Dataset rows for apps and sites:
=== Section Start ===

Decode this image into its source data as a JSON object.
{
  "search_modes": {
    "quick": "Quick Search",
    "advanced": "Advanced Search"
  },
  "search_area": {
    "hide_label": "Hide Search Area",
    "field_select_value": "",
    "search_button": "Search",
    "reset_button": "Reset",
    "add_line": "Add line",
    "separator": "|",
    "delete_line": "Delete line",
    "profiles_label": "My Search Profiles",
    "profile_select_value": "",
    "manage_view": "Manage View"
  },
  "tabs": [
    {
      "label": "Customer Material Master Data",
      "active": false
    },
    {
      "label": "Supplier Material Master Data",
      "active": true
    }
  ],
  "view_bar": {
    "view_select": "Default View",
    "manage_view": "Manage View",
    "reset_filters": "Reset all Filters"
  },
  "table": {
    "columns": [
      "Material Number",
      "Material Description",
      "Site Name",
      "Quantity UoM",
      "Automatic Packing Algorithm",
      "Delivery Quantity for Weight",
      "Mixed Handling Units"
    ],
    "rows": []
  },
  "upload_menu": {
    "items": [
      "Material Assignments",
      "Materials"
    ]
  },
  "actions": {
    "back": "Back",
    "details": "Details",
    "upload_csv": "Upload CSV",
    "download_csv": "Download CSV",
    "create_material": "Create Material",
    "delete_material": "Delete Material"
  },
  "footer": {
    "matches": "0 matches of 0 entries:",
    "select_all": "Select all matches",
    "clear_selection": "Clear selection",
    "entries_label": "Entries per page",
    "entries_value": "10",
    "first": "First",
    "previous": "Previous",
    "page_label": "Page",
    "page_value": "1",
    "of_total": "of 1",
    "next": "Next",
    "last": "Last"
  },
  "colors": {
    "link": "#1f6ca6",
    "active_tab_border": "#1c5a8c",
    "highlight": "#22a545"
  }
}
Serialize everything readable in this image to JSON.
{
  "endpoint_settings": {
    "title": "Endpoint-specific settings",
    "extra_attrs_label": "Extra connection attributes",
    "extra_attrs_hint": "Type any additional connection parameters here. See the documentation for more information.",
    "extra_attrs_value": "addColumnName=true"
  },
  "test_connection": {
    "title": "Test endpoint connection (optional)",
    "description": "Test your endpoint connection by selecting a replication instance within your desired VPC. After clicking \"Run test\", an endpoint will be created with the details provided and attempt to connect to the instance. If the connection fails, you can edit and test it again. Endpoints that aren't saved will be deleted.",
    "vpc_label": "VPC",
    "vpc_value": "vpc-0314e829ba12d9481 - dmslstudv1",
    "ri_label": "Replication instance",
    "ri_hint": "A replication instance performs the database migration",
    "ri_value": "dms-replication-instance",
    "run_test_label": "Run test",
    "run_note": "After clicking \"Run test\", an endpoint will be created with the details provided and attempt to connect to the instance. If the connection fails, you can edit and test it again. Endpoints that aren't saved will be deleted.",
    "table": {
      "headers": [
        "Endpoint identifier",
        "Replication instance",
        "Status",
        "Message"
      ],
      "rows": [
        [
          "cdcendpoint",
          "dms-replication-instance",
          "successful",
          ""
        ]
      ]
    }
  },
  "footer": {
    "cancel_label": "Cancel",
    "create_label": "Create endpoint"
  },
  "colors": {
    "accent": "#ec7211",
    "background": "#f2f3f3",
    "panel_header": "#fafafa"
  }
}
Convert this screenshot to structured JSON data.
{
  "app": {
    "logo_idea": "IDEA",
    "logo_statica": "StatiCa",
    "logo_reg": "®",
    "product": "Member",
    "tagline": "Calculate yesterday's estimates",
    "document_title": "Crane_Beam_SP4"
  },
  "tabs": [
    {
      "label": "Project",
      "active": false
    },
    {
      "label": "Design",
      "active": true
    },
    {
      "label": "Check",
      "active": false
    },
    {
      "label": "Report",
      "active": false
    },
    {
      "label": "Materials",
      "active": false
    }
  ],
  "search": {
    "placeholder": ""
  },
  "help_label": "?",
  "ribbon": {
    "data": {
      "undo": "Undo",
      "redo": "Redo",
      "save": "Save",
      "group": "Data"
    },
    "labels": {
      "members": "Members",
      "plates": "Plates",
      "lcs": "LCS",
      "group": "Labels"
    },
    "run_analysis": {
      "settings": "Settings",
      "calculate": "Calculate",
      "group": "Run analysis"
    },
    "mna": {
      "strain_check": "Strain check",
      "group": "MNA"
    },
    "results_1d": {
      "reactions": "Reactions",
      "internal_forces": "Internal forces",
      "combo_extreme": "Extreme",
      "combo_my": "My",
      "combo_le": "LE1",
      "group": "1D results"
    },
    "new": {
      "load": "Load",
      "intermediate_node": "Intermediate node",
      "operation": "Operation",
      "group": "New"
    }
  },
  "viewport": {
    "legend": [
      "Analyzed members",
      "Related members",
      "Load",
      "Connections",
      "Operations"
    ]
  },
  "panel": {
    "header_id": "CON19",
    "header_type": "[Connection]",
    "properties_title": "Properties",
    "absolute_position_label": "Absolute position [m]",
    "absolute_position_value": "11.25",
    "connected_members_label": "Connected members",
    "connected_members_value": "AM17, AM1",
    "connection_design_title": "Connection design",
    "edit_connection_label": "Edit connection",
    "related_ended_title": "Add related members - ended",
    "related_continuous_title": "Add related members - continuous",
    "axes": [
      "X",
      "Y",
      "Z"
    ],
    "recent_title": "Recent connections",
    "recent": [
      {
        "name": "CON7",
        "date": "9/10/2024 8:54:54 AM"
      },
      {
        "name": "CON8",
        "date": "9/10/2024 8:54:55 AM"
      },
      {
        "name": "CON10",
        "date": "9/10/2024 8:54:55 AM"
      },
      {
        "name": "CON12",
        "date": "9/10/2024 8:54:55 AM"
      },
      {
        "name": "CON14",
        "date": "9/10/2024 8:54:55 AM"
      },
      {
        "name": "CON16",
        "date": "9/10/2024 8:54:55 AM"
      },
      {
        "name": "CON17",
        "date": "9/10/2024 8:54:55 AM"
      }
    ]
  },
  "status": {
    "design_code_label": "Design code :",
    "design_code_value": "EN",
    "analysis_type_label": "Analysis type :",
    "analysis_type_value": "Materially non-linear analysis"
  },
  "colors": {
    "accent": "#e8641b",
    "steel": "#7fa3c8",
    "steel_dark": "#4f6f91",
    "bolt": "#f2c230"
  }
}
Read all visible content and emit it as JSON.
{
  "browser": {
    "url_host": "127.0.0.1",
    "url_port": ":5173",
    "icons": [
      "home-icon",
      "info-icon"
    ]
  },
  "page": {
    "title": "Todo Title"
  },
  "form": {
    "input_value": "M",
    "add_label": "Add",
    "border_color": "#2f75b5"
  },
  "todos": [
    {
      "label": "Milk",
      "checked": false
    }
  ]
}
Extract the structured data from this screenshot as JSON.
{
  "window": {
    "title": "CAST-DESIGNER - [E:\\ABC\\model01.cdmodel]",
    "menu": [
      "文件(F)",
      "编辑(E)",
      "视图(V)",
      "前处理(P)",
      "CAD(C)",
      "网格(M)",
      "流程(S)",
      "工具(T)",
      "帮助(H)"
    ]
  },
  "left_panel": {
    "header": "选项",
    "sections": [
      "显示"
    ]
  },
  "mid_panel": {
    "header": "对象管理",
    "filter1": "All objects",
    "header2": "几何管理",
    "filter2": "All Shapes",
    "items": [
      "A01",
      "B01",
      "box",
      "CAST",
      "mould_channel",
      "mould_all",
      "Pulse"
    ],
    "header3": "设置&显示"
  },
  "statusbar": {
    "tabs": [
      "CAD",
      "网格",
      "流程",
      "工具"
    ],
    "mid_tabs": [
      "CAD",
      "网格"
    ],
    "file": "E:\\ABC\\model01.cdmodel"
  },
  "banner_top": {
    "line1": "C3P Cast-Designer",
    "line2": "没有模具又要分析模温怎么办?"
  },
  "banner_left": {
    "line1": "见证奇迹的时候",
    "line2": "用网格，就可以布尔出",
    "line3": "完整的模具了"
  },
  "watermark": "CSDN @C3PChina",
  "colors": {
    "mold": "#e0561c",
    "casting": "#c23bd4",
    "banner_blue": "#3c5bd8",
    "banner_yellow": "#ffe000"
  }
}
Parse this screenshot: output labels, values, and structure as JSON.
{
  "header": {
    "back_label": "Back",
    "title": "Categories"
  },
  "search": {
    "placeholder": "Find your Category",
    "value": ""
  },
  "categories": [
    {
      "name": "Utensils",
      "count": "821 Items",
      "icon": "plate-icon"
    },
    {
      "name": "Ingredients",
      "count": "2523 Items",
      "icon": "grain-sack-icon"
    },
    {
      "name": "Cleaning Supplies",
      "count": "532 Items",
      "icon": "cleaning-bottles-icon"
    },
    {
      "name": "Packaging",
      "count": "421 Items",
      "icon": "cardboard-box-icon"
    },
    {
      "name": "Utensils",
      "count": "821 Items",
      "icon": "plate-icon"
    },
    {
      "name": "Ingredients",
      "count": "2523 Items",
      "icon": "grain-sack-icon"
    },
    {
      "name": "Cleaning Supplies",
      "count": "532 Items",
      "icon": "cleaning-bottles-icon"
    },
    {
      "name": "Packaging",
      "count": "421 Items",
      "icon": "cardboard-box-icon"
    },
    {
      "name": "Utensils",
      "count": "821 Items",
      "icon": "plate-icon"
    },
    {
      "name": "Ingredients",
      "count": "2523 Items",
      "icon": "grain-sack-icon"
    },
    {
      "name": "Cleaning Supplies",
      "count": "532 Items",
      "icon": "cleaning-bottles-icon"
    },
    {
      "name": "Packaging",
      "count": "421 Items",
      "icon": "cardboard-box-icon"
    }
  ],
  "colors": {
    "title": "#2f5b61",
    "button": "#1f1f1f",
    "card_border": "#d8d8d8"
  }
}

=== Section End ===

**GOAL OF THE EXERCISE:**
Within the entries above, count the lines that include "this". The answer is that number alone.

**RESPONSE BOX:**
5